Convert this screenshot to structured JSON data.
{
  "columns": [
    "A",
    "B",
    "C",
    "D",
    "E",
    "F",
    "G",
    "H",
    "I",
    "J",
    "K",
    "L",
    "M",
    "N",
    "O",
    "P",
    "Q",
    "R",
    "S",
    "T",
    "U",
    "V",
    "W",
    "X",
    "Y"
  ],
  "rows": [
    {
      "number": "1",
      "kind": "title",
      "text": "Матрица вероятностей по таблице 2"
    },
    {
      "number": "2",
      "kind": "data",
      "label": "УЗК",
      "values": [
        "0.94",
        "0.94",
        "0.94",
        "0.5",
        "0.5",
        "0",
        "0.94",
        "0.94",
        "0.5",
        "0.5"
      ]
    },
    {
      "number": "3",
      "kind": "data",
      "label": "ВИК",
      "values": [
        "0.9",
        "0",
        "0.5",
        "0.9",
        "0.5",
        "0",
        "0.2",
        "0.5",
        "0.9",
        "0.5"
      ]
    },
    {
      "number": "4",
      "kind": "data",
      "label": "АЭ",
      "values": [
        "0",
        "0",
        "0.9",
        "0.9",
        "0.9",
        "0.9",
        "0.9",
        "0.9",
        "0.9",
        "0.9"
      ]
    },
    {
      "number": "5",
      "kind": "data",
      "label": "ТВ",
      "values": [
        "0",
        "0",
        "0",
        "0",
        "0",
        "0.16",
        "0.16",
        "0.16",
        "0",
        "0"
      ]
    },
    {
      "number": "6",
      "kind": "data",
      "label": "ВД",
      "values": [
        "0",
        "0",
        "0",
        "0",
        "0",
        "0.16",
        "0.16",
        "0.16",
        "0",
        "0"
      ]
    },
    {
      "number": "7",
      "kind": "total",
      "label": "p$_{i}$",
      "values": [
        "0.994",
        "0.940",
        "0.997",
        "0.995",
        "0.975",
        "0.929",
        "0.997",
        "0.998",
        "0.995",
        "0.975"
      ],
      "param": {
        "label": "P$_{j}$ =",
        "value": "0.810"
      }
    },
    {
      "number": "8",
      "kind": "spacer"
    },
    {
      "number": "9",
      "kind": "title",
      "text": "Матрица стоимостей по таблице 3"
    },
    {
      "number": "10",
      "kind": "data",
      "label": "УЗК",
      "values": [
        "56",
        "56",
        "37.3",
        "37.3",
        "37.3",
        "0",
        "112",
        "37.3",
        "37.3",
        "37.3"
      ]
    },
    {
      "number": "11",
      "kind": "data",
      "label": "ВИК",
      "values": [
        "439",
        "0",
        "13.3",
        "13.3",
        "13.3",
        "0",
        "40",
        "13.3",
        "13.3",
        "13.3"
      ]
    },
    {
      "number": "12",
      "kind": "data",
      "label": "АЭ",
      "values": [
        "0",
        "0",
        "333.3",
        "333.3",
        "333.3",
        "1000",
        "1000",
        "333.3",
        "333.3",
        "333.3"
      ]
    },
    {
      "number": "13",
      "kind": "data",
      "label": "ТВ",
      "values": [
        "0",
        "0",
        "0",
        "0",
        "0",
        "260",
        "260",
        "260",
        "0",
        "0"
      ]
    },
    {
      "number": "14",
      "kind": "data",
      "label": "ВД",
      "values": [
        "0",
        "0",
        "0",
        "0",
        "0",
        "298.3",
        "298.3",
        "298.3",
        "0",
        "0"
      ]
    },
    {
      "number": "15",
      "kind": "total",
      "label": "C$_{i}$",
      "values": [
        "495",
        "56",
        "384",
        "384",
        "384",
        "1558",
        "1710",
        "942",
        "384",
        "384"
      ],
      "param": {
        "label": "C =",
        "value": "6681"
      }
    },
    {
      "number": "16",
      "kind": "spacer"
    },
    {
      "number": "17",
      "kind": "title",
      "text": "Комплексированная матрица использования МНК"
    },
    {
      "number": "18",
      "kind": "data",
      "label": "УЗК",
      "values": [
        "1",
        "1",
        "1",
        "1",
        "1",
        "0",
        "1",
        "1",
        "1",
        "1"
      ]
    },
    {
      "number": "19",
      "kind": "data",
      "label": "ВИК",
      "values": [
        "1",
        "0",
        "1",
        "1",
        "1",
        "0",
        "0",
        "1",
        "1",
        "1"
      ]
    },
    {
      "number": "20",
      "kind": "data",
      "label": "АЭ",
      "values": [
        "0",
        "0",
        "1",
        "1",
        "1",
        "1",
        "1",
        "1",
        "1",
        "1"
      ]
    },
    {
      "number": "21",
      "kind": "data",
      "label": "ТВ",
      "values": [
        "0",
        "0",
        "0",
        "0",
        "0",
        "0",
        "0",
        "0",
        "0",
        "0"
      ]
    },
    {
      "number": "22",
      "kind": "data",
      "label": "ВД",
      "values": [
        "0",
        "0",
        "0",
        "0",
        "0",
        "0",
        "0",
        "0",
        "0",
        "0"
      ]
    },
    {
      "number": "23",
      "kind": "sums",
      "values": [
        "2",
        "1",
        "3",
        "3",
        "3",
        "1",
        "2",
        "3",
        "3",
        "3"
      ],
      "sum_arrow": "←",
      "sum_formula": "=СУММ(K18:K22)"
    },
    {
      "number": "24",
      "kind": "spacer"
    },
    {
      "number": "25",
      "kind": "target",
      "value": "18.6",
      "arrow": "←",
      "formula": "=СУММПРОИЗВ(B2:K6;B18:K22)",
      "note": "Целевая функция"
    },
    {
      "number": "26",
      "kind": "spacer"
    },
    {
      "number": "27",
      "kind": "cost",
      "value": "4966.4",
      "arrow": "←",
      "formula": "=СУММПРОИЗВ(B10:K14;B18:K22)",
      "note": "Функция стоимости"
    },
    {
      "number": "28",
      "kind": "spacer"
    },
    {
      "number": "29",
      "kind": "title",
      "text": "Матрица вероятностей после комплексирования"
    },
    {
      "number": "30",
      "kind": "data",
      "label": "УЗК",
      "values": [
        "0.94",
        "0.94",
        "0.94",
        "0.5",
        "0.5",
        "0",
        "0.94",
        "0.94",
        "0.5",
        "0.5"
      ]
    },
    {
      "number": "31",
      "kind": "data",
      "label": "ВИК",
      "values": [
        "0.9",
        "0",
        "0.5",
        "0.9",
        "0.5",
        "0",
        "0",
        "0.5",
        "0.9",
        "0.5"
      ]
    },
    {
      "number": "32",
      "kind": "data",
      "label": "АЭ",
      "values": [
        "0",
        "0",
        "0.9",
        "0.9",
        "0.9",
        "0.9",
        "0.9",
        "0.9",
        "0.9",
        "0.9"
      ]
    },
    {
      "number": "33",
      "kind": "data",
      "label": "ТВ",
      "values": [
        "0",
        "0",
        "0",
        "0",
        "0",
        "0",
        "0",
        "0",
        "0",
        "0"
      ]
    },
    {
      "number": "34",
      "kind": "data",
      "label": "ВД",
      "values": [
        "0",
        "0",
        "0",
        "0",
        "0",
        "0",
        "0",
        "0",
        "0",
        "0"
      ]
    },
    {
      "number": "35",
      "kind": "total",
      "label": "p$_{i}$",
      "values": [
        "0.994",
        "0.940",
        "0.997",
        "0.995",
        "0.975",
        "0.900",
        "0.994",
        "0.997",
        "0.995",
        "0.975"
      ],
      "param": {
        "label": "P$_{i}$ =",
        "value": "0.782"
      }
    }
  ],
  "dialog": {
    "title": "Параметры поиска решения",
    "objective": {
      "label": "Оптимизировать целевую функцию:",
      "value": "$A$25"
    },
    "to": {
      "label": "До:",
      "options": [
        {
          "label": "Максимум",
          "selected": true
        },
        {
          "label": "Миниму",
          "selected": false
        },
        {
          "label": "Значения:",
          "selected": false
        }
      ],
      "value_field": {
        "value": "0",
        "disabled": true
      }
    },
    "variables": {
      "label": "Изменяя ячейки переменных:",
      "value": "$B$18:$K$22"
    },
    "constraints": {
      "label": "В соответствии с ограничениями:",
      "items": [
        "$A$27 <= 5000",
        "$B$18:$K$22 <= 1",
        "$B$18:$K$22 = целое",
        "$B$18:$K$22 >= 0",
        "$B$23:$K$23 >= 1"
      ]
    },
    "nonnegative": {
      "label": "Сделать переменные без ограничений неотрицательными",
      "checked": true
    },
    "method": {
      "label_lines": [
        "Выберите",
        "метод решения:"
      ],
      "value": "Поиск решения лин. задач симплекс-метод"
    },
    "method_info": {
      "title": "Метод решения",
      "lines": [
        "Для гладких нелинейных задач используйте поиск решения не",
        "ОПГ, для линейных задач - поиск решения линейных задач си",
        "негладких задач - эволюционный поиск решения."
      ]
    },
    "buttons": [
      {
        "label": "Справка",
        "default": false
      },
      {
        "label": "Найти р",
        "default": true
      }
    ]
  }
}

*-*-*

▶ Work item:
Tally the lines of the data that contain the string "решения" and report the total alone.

▶ Exercise solution:
7